That moment led me to a Gamblers Anonymous Meeting where I found a semblance of spirituality that turned out to being instrumental in finding a new perspective in terms of who I was and who I wanted to be. I did not quit gambling cold turkey, but learning to control my gambling gave me a chance to live the next 30 years dealing with the normal challenges of life that don’t include gambling. Flash forward to the present and my internalist’s office awaiting my latest bloodwork results . “The numbers are now up into the dangerous level,” were the first words out of my doctor’s mouth. I was not ready to hear the rest. “I want you to cut way back on your alcohol intake. If you keep it up you are looking at diabetes, and possible liver failure in your future.” I remained calm and mostly silent, but I was shook. My moment of epiphany did not come until after I was in my car getting ready to find a watering hole. ‘This is it Rich, forget about the rest of the world you have got to stop fooling yourself.’ My thoughts went from ‘that’s it I will never drink again’ to ‘Ah fuck it.’ It was January 4th, 2022 and I wasn’t prepared for this kind of clarity. I immediately drove to one of my favorite spots to have my fill and talk it over with myself, or anybody who would listen. I wasn’t sure what my plan was but I felt the urgency of developing one. I will, someday go back to enjoying a libation, but for today my name is Rich S. and I had my last drink on January 4th, 2022.
It is late on a Saturday inside the Siegel residence. The backdrop of my life is serenading me via my playlist Samsung: Gordon Lightfoot, Leon Russell, Sinatra, Elton John, Carly Simon. I am prone to reflect back to the innocence of my earlier days.
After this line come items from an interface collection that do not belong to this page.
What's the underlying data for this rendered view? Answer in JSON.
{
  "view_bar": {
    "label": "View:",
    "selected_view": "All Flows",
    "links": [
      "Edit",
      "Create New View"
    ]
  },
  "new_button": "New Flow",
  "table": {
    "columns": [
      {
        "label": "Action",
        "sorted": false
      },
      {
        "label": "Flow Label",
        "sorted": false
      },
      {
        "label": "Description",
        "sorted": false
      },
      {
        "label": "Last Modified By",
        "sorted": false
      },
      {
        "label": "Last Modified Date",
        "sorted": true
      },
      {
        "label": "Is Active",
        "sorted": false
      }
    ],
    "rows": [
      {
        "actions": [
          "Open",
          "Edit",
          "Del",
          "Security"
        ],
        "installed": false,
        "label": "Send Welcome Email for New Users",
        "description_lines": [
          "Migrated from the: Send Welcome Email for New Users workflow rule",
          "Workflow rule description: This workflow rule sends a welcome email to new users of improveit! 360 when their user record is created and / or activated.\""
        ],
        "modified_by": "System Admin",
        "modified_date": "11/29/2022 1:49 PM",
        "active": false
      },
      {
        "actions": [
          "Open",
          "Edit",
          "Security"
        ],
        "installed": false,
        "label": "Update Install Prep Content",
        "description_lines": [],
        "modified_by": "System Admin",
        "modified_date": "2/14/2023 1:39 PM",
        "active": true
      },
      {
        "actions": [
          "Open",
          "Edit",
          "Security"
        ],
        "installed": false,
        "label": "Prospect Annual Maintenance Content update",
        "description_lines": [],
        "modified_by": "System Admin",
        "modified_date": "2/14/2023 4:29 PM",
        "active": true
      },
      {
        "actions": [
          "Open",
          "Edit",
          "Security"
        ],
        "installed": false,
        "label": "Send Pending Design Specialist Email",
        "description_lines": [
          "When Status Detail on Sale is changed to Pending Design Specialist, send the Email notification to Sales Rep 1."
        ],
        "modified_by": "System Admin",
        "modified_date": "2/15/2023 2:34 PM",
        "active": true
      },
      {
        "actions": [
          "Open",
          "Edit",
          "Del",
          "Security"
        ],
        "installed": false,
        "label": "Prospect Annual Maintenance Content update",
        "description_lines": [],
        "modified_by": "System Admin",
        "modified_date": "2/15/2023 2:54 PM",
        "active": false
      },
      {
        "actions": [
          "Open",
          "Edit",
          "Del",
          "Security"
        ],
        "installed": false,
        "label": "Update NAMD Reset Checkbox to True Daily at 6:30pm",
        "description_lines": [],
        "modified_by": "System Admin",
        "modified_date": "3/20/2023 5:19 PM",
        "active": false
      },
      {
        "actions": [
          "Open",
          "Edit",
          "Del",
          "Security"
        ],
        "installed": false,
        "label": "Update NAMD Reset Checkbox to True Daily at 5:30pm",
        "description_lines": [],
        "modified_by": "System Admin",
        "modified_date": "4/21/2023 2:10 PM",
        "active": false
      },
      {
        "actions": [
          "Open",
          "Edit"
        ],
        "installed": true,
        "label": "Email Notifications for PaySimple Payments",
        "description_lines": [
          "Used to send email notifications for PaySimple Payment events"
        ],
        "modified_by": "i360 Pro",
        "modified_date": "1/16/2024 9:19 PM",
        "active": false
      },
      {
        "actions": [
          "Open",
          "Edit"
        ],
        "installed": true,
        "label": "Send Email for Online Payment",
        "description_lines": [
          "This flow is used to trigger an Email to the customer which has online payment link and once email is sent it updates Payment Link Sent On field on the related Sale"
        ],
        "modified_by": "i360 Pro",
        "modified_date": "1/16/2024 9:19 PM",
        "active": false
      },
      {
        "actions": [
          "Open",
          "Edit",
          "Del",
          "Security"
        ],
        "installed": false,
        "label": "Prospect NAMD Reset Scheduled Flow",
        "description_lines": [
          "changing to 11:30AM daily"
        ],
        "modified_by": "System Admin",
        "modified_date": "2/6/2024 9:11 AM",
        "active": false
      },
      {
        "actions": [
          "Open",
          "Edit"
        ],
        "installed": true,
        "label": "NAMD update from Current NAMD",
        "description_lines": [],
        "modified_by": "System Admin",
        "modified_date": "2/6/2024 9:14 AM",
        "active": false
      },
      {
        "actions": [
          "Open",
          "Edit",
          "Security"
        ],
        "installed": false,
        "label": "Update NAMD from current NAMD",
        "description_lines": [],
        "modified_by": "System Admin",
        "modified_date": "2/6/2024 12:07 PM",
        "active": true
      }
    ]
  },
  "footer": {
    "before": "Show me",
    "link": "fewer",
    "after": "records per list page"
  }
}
I like to drift in and out of half sleep, letting the stories come to me. Back to the moment: The Seekers Judith Durham is singing ‘Giorgi Girl’, the news channel is on the big screen, but muted, Donna yells from the kitchen, “Turn the music down I’m going to bed.” It is 11:44 pm. on a wintery February evening in Kingston New York. I look around at the entrapments and accoutrements that surround me and ask myself, ‘Did I get to where I was headed all those years ago, it doesn’t seem like I traveled very far? Am I where I am suppose to be?’ The beauty of this life is that there is no answer for these questions. For me it is the questions that matter, only the individual can speculate on their solutions. For sure, as long as I live I will keep asking myself the questions. It is 1:30 am, I have heard so many of the lyrics that inspire me and I allow myself one more question, ‘Did you get from this life what you were in search of?’ As if I am having a near death experience the events and the people of my past flash before my eyes. After a minute or two of contemplation I say “yes” to the empty room. For the moment I am where I want to be.